WHAT TO DO :: Every line in the records below that holds "children" must be identified and copied.
====
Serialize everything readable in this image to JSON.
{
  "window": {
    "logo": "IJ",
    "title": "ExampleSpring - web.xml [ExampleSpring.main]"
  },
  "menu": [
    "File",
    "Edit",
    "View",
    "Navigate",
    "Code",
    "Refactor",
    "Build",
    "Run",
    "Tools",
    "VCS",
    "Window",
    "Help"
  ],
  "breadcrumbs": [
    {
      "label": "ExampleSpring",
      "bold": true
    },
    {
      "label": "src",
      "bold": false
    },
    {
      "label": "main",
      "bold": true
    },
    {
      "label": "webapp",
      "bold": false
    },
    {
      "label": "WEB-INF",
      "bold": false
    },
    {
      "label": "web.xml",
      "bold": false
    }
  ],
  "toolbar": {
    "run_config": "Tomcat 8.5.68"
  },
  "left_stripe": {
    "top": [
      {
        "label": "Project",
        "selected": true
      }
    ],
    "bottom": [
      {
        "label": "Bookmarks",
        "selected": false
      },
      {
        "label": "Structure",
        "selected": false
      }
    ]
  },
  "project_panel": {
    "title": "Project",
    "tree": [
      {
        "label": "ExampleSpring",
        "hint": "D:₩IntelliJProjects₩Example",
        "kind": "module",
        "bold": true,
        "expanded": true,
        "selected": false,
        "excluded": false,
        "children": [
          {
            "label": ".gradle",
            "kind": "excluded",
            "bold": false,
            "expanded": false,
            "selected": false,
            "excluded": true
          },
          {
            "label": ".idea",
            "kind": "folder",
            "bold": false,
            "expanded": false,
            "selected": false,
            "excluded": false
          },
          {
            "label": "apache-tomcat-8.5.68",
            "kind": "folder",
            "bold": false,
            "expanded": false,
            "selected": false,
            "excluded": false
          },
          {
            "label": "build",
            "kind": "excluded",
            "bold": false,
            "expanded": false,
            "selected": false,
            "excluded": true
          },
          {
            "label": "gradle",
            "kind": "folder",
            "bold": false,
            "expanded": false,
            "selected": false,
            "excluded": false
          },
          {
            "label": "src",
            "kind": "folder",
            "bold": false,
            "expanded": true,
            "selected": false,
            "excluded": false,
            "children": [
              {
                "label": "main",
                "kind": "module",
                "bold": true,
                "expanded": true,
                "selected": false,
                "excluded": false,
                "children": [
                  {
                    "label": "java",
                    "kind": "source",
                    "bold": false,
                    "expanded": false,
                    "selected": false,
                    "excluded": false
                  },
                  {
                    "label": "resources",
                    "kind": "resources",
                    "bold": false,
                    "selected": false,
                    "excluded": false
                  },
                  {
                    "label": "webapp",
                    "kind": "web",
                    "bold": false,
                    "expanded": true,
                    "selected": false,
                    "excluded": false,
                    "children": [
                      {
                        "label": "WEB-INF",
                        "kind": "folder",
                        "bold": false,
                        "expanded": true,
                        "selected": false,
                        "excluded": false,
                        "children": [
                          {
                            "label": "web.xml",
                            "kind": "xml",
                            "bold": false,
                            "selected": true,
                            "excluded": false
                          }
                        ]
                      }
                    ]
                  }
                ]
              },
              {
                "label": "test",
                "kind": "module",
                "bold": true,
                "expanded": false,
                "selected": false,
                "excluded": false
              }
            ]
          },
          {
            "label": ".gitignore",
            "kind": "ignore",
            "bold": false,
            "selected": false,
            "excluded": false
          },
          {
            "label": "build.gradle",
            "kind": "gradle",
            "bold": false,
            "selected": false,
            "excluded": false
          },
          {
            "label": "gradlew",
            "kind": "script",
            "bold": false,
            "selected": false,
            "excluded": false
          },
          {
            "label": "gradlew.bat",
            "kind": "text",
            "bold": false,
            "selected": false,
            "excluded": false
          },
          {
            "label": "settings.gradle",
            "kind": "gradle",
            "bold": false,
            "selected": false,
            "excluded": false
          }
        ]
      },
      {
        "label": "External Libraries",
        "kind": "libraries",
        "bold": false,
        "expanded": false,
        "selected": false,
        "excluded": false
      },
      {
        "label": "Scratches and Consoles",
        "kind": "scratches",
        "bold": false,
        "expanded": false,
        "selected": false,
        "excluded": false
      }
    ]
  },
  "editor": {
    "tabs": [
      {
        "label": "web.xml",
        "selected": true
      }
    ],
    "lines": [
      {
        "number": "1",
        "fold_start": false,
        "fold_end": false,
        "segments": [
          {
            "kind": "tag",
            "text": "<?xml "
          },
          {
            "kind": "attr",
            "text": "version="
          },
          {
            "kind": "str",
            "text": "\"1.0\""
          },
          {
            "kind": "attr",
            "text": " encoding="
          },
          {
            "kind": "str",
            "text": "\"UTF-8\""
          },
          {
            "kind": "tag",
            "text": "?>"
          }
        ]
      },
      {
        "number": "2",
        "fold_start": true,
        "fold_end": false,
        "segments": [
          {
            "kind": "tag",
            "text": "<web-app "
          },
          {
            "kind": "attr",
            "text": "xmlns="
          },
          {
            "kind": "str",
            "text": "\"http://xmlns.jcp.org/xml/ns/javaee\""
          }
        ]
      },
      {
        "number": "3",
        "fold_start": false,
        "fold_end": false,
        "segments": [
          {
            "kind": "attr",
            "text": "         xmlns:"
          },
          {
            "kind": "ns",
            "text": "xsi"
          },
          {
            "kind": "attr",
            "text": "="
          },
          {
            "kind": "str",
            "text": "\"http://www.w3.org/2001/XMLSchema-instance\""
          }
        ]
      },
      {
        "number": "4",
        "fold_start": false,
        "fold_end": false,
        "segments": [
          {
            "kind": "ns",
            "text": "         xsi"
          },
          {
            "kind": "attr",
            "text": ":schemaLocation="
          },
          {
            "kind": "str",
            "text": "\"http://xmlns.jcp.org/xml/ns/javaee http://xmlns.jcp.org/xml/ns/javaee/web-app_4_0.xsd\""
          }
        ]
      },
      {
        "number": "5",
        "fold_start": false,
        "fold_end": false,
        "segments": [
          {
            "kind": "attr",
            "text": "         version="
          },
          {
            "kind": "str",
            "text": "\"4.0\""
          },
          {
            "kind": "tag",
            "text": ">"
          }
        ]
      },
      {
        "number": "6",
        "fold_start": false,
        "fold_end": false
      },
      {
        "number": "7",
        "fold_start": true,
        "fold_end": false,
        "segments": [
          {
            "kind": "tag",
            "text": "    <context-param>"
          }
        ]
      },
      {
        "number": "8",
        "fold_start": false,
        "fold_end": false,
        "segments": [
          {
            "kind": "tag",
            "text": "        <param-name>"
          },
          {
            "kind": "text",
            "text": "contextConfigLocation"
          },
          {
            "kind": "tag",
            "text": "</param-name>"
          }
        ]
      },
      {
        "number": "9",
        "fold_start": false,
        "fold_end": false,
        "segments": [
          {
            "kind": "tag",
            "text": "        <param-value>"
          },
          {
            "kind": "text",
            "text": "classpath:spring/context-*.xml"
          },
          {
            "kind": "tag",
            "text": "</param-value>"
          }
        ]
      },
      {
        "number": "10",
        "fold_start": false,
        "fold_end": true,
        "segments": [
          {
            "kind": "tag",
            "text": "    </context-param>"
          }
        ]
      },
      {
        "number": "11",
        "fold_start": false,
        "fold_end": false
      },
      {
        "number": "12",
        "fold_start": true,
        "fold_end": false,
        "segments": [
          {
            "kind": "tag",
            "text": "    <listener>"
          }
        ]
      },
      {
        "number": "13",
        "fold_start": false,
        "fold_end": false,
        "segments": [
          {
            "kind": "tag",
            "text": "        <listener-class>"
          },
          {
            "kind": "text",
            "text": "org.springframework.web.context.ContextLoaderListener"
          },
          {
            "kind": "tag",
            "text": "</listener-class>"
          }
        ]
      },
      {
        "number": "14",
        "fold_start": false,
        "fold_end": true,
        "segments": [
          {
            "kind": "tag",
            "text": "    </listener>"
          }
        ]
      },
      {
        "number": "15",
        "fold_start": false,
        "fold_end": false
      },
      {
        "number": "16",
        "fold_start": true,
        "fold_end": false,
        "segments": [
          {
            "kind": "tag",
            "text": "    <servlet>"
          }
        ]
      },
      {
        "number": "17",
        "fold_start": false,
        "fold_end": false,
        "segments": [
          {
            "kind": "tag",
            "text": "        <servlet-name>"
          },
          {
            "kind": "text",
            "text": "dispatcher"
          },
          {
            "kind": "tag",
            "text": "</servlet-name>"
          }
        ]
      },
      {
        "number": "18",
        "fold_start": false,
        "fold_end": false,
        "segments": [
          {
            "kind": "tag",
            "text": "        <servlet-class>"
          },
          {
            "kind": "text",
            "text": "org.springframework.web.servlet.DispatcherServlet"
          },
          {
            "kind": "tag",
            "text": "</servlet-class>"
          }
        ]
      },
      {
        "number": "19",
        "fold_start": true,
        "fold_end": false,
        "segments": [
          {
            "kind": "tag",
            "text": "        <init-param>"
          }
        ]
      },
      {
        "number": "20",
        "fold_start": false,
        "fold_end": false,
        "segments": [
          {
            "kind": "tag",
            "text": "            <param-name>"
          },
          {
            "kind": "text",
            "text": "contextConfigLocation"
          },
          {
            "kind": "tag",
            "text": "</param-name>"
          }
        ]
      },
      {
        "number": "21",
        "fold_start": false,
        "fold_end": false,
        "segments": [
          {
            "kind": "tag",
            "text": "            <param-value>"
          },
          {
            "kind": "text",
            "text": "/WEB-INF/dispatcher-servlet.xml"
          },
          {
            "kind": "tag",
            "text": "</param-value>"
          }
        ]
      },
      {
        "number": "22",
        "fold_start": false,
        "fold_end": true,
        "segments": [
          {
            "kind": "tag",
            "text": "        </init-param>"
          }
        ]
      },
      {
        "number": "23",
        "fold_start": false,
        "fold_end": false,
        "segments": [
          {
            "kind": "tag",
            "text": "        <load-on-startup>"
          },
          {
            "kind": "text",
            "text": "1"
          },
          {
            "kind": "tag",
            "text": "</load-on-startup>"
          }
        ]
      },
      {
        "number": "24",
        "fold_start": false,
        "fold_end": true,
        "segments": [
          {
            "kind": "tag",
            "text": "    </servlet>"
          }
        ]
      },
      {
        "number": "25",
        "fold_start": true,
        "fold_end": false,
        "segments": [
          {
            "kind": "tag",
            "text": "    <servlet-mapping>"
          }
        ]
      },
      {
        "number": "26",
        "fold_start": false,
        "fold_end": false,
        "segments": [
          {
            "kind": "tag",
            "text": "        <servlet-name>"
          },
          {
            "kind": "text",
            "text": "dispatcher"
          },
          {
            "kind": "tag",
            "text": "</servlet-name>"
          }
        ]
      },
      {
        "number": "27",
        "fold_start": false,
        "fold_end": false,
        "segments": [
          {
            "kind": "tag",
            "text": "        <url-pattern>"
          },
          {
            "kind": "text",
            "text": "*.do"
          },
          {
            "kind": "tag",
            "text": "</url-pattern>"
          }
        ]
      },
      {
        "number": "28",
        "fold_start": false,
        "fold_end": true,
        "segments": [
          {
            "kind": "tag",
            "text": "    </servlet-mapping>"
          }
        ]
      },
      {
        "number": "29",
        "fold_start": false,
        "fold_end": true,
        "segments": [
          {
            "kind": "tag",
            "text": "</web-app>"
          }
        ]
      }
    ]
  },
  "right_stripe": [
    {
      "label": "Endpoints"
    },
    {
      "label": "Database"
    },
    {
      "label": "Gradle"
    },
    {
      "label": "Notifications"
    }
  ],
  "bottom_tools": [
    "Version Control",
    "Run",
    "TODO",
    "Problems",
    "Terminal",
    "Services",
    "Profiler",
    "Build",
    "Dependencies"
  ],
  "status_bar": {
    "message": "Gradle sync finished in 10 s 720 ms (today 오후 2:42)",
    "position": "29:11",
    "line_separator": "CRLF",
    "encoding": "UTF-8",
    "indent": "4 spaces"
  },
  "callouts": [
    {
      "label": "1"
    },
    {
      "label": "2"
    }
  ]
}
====
RESULT OF THIS TASK ::
        "children": [
            "children": [
                "children": [
                    "children": [
                        "children": [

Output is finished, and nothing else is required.